Jackson argues that the constitution doesn’t allow House Speaker Tim Moore and the Senate president, Lt. Gov. Dan Forest, to wait a day or two before calling the session.
“The constitution is very clear,” he said. “Once they had three-fifths of the names, they had to do it.”
Moore told reporters that the final decision to hold the session was made Wednesday morning. But a document filed with the House clerk’s office shows he made the initial request for the session on Monday.
House Rules Chairman David Lewis, a Dunn Republican, disputes Jackson’s timeline of events.
“To the best of my knowledge, the speaker and the lieutenant governor received the required number sometime this morning,” he said.

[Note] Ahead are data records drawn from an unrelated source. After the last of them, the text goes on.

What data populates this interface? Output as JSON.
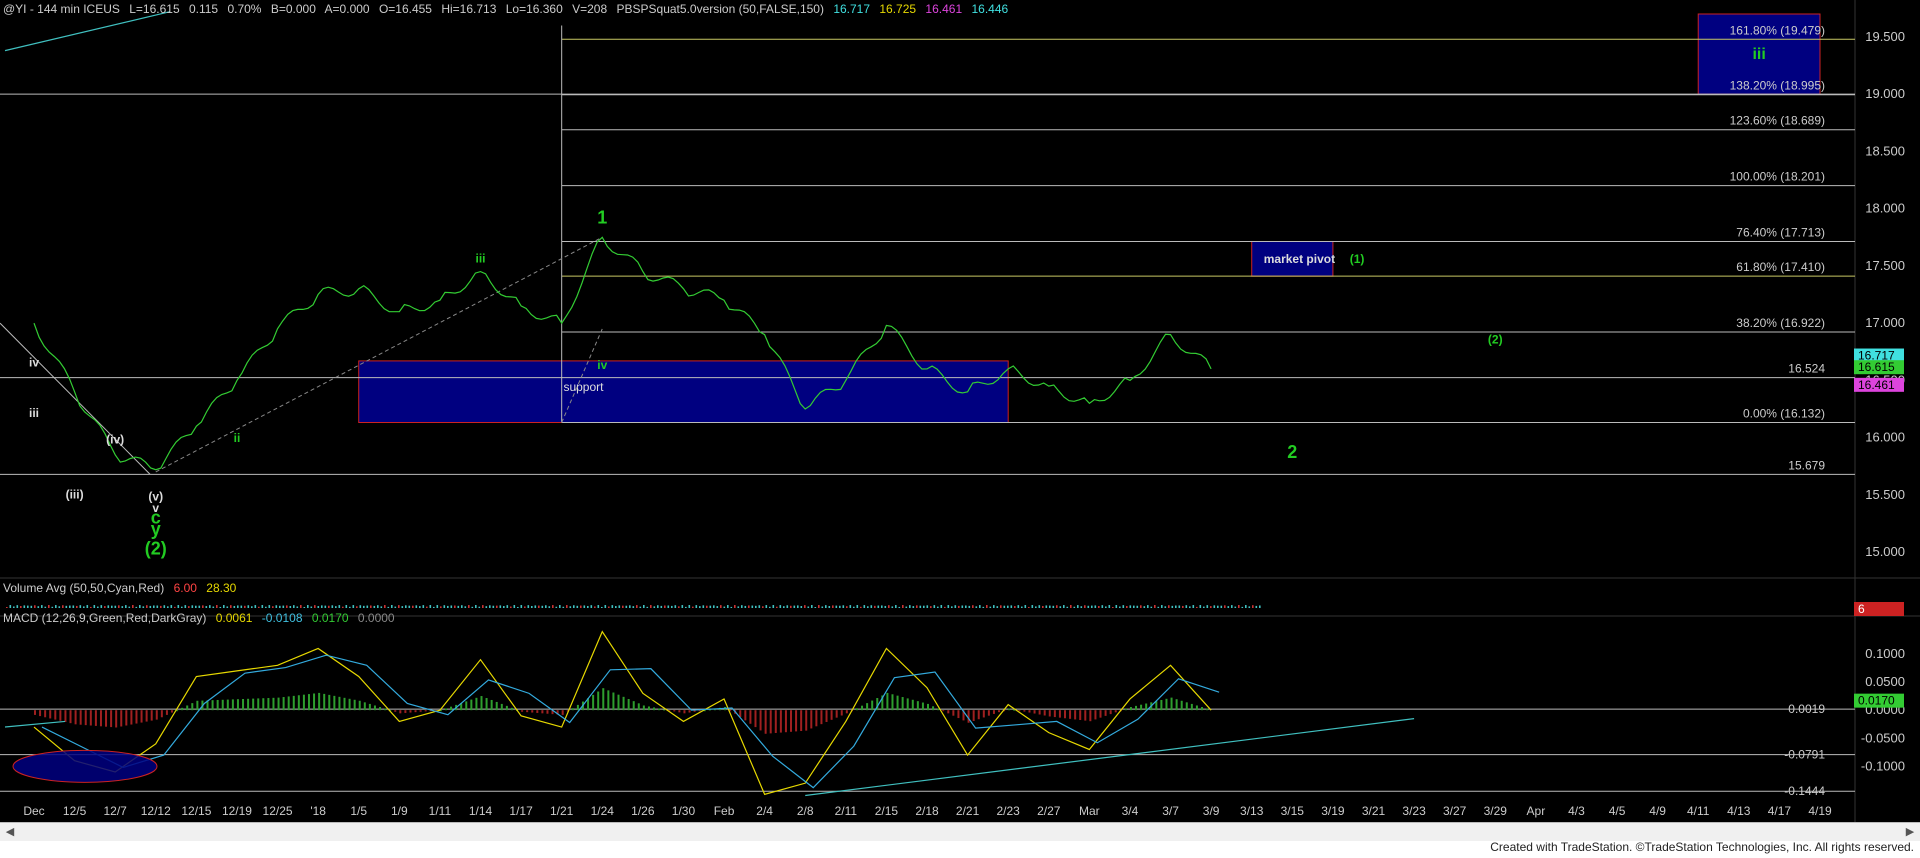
{
  "header": {
    "symbol": "@YI - 144 min  ICEUS",
    "last": "L=16.615",
    "chg": "0.115",
    "pct": "0.70%",
    "bid": "B=0.000",
    "ask": "A=0.000",
    "open": "O=16.455",
    "hi": "Hi=16.713",
    "lo": "Lo=16.360",
    "vol": "V=208",
    "study": "PBSPSquat5.0version (50,FALSE,150)",
    "v1": "16.717",
    "v2": "16.725",
    "v3": "16.461",
    "v4": "16.446"
  },
  "volume_header": {
    "label": "Volume Avg (50,50,Cyan,Red)",
    "v1": "6.00",
    "v2": "28.30"
  },
  "macd_header": {
    "label": "MACD (12,26,9,Green,Red,DarkGray)",
    "v1": "0.0061",
    "v2": "-0.0108",
    "v3": "0.0170",
    "v4": "0.0000"
  },
  "credit": "Created with TradeStation. ©TradeStation Technologies, Inc. All rights reserved.",
  "colors": {
    "bg": "#000000",
    "price": "#33cc33",
    "fib": "#ffffff",
    "fib_gold": "#c8c864",
    "box_fill": "#000080",
    "box_border": "#cc2222",
    "wave_green": "#22cc22",
    "wave_white": "#dddddd",
    "trend": "#40c0c0",
    "macd_line": "#33aadd",
    "signal_line": "#e6d800",
    "hist_pos": "#2e9e2e",
    "hist_neg": "#a02020"
  },
  "chart_data": [
    {
      "type": "line",
      "title": "@YI - 144 min",
      "y_axis_ticks": [
        "19.500",
        "19.000",
        "18.500",
        "18.000",
        "17.500",
        "17.000",
        "16.500",
        "16.000",
        "15.500",
        "15.000"
      ],
      "ylim": [
        14.8,
        19.7
      ],
      "x_tick_labels": [
        "Dec",
        "12/5",
        "12/7",
        "12/12",
        "12/15",
        "12/19",
        "12/25",
        "'18",
        "1/5",
        "1/9",
        "1/11",
        "1/14",
        "1/17",
        "1/21",
        "1/24",
        "1/26",
        "1/30",
        "Feb",
        "2/4",
        "2/8",
        "2/11",
        "2/15",
        "2/18",
        "2/21",
        "2/23",
        "2/27",
        "Mar",
        "3/4",
        "3/7",
        "3/9",
        "3/13",
        "3/15",
        "3/19",
        "3/21",
        "3/23",
        "3/27",
        "3/29",
        "Apr",
        "4/3",
        "4/5",
        "4/9",
        "4/11",
        "4/13",
        "4/17",
        "4/19"
      ],
      "price_series": [
        {
          "x": "Dec",
          "y": 17.0
        },
        {
          "x": "12/5",
          "y": 16.4
        },
        {
          "x": "12/7",
          "y": 15.85
        },
        {
          "x": "12/12",
          "y": 15.72
        },
        {
          "x": "12/15",
          "y": 16.1
        },
        {
          "x": "12/19",
          "y": 16.5
        },
        {
          "x": "12/25",
          "y": 16.95
        },
        {
          "x": "'18",
          "y": 17.25
        },
        {
          "x": "1/5",
          "y": 17.3
        },
        {
          "x": "1/9",
          "y": 17.1
        },
        {
          "x": "1/11",
          "y": 17.2
        },
        {
          "x": "1/14",
          "y": 17.45
        },
        {
          "x": "1/17",
          "y": 17.15
        },
        {
          "x": "1/21",
          "y": 17.0
        },
        {
          "x": "1/24",
          "y": 17.75
        },
        {
          "x": "1/26",
          "y": 17.45
        },
        {
          "x": "1/30",
          "y": 17.3
        },
        {
          "x": "Feb",
          "y": 17.2
        },
        {
          "x": "2/4",
          "y": 16.9
        },
        {
          "x": "2/8",
          "y": 16.25
        },
        {
          "x": "2/11",
          "y": 16.5
        },
        {
          "x": "2/15",
          "y": 16.98
        },
        {
          "x": "2/18",
          "y": 16.6
        },
        {
          "x": "2/21",
          "y": 16.4
        },
        {
          "x": "2/23",
          "y": 16.6
        },
        {
          "x": "2/27",
          "y": 16.45
        },
        {
          "x": "Mar",
          "y": 16.3
        },
        {
          "x": "3/4",
          "y": 16.5
        },
        {
          "x": "3/7",
          "y": 16.9
        },
        {
          "x": "3/9",
          "y": 16.6
        }
      ],
      "fib_levels": [
        {
          "label": "161.80% (19.479)",
          "value": 19.479
        },
        {
          "label": "138.20% (18.995)",
          "value": 18.995
        },
        {
          "label": "123.60% (18.689)",
          "value": 18.689
        },
        {
          "label": "100.00% (18.201)",
          "value": 18.201
        },
        {
          "label": "76.40% (17.713)",
          "value": 17.713
        },
        {
          "label": "61.80% (17.410)",
          "value": 17.41
        },
        {
          "label": "38.20% (16.922)",
          "value": 16.922
        },
        {
          "label": "0.00% (16.132)",
          "value": 16.132
        }
      ],
      "horizontal_levels": [
        {
          "label": "16.524",
          "value": 16.524
        },
        {
          "label": "15.679",
          "value": 15.679
        },
        {
          "label": "",
          "value": 19.0
        }
      ],
      "price_tags": [
        {
          "label": "16.717",
          "value": 16.717,
          "color": "#40e0e0"
        },
        {
          "label": "16.615",
          "value": 16.615,
          "color": "#33cc33"
        },
        {
          "label": "16.461",
          "value": 16.461,
          "color": "#dd44dd"
        }
      ],
      "boxes": [
        {
          "label": "support",
          "from": "1/5",
          "to": "2/23",
          "y1": 16.132,
          "y2": 16.67
        },
        {
          "label": "market pivot",
          "sub": "(1)",
          "from": "3/13",
          "to": "3/19",
          "y1": 17.41,
          "y2": 17.713
        },
        {
          "label": "iii",
          "from": "4/11",
          "to": "4/19",
          "y1": 19.0,
          "y2": 19.7
        }
      ],
      "wave_labels": [
        {
          "text": "iv",
          "x": "Dec",
          "y": 16.62,
          "color": "#dddddd"
        },
        {
          "text": "iii",
          "x": "Dec",
          "y": 16.18,
          "color": "#dddddd"
        },
        {
          "text": "(iv)",
          "x": "12/7",
          "y": 15.95,
          "color": "#dddddd"
        },
        {
          "text": "(iii)",
          "x": "12/5",
          "y": 15.47,
          "color": "#dddddd"
        },
        {
          "text": "(v)",
          "x": "12/12",
          "y": 15.45,
          "color": "#dddddd"
        },
        {
          "text": "v",
          "x": "12/12",
          "y": 15.35,
          "color": "#dddddd"
        },
        {
          "text": "c",
          "x": "12/12",
          "y": 15.25,
          "color": "#22cc22"
        },
        {
          "text": "y",
          "x": "12/12",
          "y": 15.15,
          "color": "#22cc22"
        },
        {
          "text": "(2)",
          "x": "12/12",
          "y": 14.98,
          "color": "#22cc22"
        },
        {
          "text": "ii",
          "x": "12/19",
          "y": 15.96,
          "color": "#22cc22"
        },
        {
          "text": "iii",
          "x": "1/14",
          "y": 17.53,
          "color": "#22cc22"
        },
        {
          "text": "1",
          "x": "1/24",
          "y": 17.87,
          "color": "#22cc22"
        },
        {
          "text": "iv",
          "x": "1/24",
          "y": 16.6,
          "color": "#22cc22"
        },
        {
          "text": "(2)",
          "x": "3/29",
          "y": 16.82,
          "color": "#22cc22"
        },
        {
          "text": "2",
          "x": "3/15",
          "y": 15.82,
          "color": "#22cc22"
        }
      ]
    },
    {
      "type": "bar",
      "title": "Volume Avg (50,50,Cyan,Red)",
      "tag": "6"
    },
    {
      "type": "line",
      "title": "MACD (12,26,9,Green,Red,DarkGray)",
      "y_axis_ticks": [
        "0.1000",
        "0.0500",
        "0.0000",
        "-0.0500",
        "-0.1000"
      ],
      "ylim": [
        -0.16,
        0.15
      ],
      "levels": [
        {
          "label": "0.0019",
          "value": 0.0019
        },
        {
          "label": "-0.0791",
          "value": -0.0791
        },
        {
          "label": "-0.1444",
          "value": -0.1444
        }
      ],
      "tags": [
        {
          "label": "0.0170",
          "value": 0.017,
          "color": "#33cc33"
        }
      ],
      "macd_series": [
        {
          "x": "Dec",
          "y": -0.03
        },
        {
          "x": "12/5",
          "y": -0.09
        },
        {
          "x": "12/7",
          "y": -0.11
        },
        {
          "x": "12/12",
          "y": -0.06
        },
        {
          "x": "12/15",
          "y": 0.06
        },
        {
          "x": "12/19",
          "y": 0.07
        },
        {
          "x": "12/25",
          "y": 0.08
        },
        {
          "x": "'18",
          "y": 0.11
        },
        {
          "x": "1/5",
          "y": 0.06
        },
        {
          "x": "1/9",
          "y": -0.02
        },
        {
          "x": "1/11",
          "y": 0.0
        },
        {
          "x": "1/14",
          "y": 0.09
        },
        {
          "x": "1/17",
          "y": -0.01
        },
        {
          "x": "1/21",
          "y": -0.03
        },
        {
          "x": "1/24",
          "y": 0.14
        },
        {
          "x": "1/26",
          "y": 0.03
        },
        {
          "x": "1/30",
          "y": -0.02
        },
        {
          "x": "Feb",
          "y": 0.02
        },
        {
          "x": "2/4",
          "y": -0.15
        },
        {
          "x": "2/8",
          "y": -0.13
        },
        {
          "x": "2/11",
          "y": -0.02
        },
        {
          "x": "2/15",
          "y": 0.11
        },
        {
          "x": "2/18",
          "y": 0.04
        },
        {
          "x": "2/21",
          "y": -0.08
        },
        {
          "x": "2/23",
          "y": 0.01
        },
        {
          "x": "2/27",
          "y": -0.04
        },
        {
          "x": "Mar",
          "y": -0.07
        },
        {
          "x": "3/4",
          "y": 0.02
        },
        {
          "x": "3/7",
          "y": 0.08
        },
        {
          "x": "3/9",
          "y": 0.0
        }
      ]
    }
  ]
}
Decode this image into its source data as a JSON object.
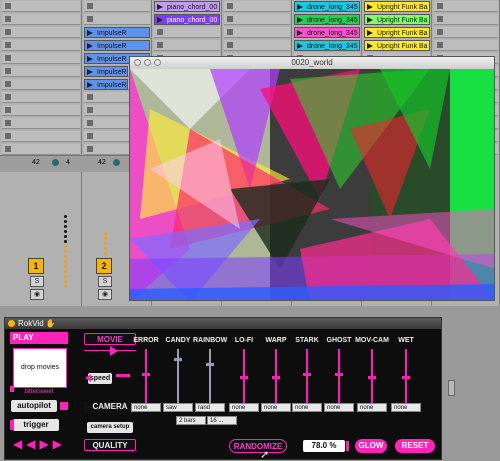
{
  "session": {
    "clips": {
      "impulse_label": "ImpulseR",
      "piano": "piano_chord_00",
      "piano2": "piano_chord_00",
      "drone": "drone_long_345",
      "upright": "Upright Funk Ba"
    },
    "mixer": {
      "track_a_value": "42",
      "track_a_num": "4",
      "track_b_value": "42",
      "track_b_num": "4",
      "track1": "1",
      "track2": "2",
      "solo": "S"
    },
    "meter_value": "60"
  },
  "video_window": {
    "title": "0020_world"
  },
  "device": {
    "title": "RokVid",
    "play": "PLAY",
    "drop_movies": "drop movies",
    "film_name": "bittersweet",
    "autopilot": "autopilot",
    "trigger": "trigger",
    "movie": "MOVIE",
    "speed": "speed",
    "camera": "CAMERA",
    "camera_setup": "camera setup",
    "quality": "QUALITY",
    "effects": [
      "ERROR",
      "CANDY",
      "RAINBOW",
      "LO-FI",
      "WARP",
      "STARK",
      "GHOST",
      "MOV-CAM",
      "WET"
    ],
    "selects": [
      "none",
      "saw",
      "rand",
      "none",
      "none",
      "none",
      "none",
      "none",
      "none"
    ],
    "selects2": [
      "2 bars",
      "16 ..."
    ],
    "randomize": "RANDOMIZE",
    "percent": "78.0 %",
    "glow": "GLOW",
    "reset": "RESET"
  },
  "colors": {
    "accent": "#ff23b9",
    "background": "#0d0d0d"
  }
}
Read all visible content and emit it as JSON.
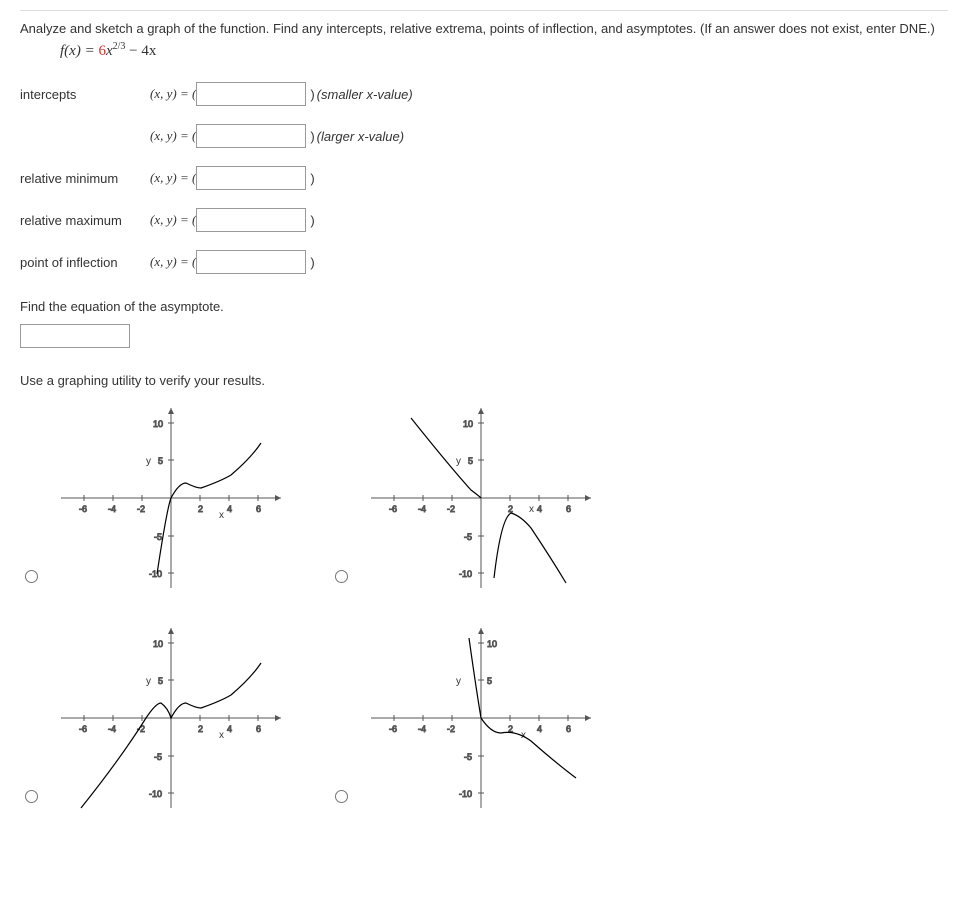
{
  "problem": {
    "instructions": "Analyze and sketch a graph of the function. Find any intercepts, relative extrema, points of inflection, and asymptotes. (If an answer does not exist, enter DNE.)",
    "func_lhs": "f(x) = ",
    "func_coef": "6",
    "func_mid": "x",
    "func_exp": "2/3",
    "func_tail": " − 4x"
  },
  "rows": {
    "intercepts_label": "intercepts",
    "rel_min_label": "relative minimum",
    "rel_max_label": "relative maximum",
    "poi_label": "point of inflection",
    "xy_eq": "(x, y) = (",
    "close_paren": ")",
    "smaller_x": "(smaller x-value)",
    "larger_x": "(larger x-value)"
  },
  "asymptote": {
    "prompt": "Find the equation of the asymptote."
  },
  "verify_prompt": "Use a graphing utility to verify your results.",
  "axes": {
    "y_label": "y",
    "x_label": "x",
    "ticks_x": [
      "-6",
      "-4",
      "-2",
      "2",
      "4",
      "6"
    ],
    "ticks_y": [
      "-10",
      "-5",
      "5",
      "10"
    ]
  },
  "chart_data": [
    {
      "type": "line",
      "title": "",
      "xlim": [
        -7,
        7
      ],
      "ylim": [
        -12,
        12
      ],
      "xticks": [
        -6,
        -4,
        -2,
        2,
        4,
        6
      ],
      "yticks": [
        -10,
        -5,
        5,
        10
      ],
      "xlabel": "x",
      "ylabel": "y",
      "series": [
        {
          "name": "curve",
          "points": [
            [
              -1,
              -10
            ],
            [
              0,
              0
            ],
            [
              1,
              2
            ],
            [
              2,
              1.5
            ],
            [
              4,
              3.2
            ],
            [
              6,
              7.5
            ]
          ]
        }
      ]
    },
    {
      "type": "line",
      "title": "",
      "xlim": [
        -7,
        7
      ],
      "ylim": [
        -12,
        12
      ],
      "xticks": [
        -6,
        -4,
        -2,
        2,
        4,
        6
      ],
      "yticks": [
        -10,
        -5,
        5,
        10
      ],
      "xlabel": "x",
      "ylabel": "y",
      "series": [
        {
          "name": "left",
          "points": [
            [
              -5,
              11
            ],
            [
              -1,
              1
            ],
            [
              0,
              0
            ]
          ]
        },
        {
          "name": "right",
          "points": [
            [
              1,
              -10.5
            ],
            [
              2,
              -2
            ],
            [
              3,
              -4
            ],
            [
              6,
              -11
            ]
          ]
        }
      ]
    },
    {
      "type": "line",
      "title": "",
      "xlim": [
        -7,
        7
      ],
      "ylim": [
        -12,
        12
      ],
      "xticks": [
        -6,
        -4,
        -2,
        2,
        4,
        6
      ],
      "yticks": [
        -10,
        -5,
        5,
        10
      ],
      "xlabel": "x",
      "ylabel": "y",
      "series": [
        {
          "name": "curve",
          "points": [
            [
              -6,
              -11
            ],
            [
              -4,
              -5
            ],
            [
              -1,
              2
            ],
            [
              0,
              0
            ],
            [
              1,
              2
            ],
            [
              2,
              1.5
            ],
            [
              4,
              3.2
            ],
            [
              6,
              7.5
            ]
          ]
        }
      ]
    },
    {
      "type": "line",
      "title": "",
      "xlim": [
        -7,
        7
      ],
      "ylim": [
        -12,
        12
      ],
      "xticks": [
        -6,
        -4,
        -2,
        2,
        4,
        6
      ],
      "yticks": [
        -10,
        -5,
        5,
        10
      ],
      "xlabel": "x",
      "ylabel": "y",
      "series": [
        {
          "name": "left",
          "points": [
            [
              -1,
              10.5
            ],
            [
              0,
              0
            ]
          ]
        },
        {
          "name": "right",
          "points": [
            [
              0,
              0
            ],
            [
              1,
              -2
            ],
            [
              3,
              -3
            ],
            [
              6,
              -7.5
            ]
          ]
        }
      ]
    }
  ]
}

Asked why special session actions couldn’t wait until the General Assembly’s regular session next month, Moore said “there are some matters that may be of timeliness.”
Jackson said the legality of the session could become part of a lawsuit if any laws passed this week are challenged in court.
“I think we’re going to be challenged,” he said, arguing that Republicans are “using hurricane relief as a reason to come back to Raleigh to do a lot of things because you lost an election by 10,000 votes.
“This is why people don’t trust us. This is why they hate us.”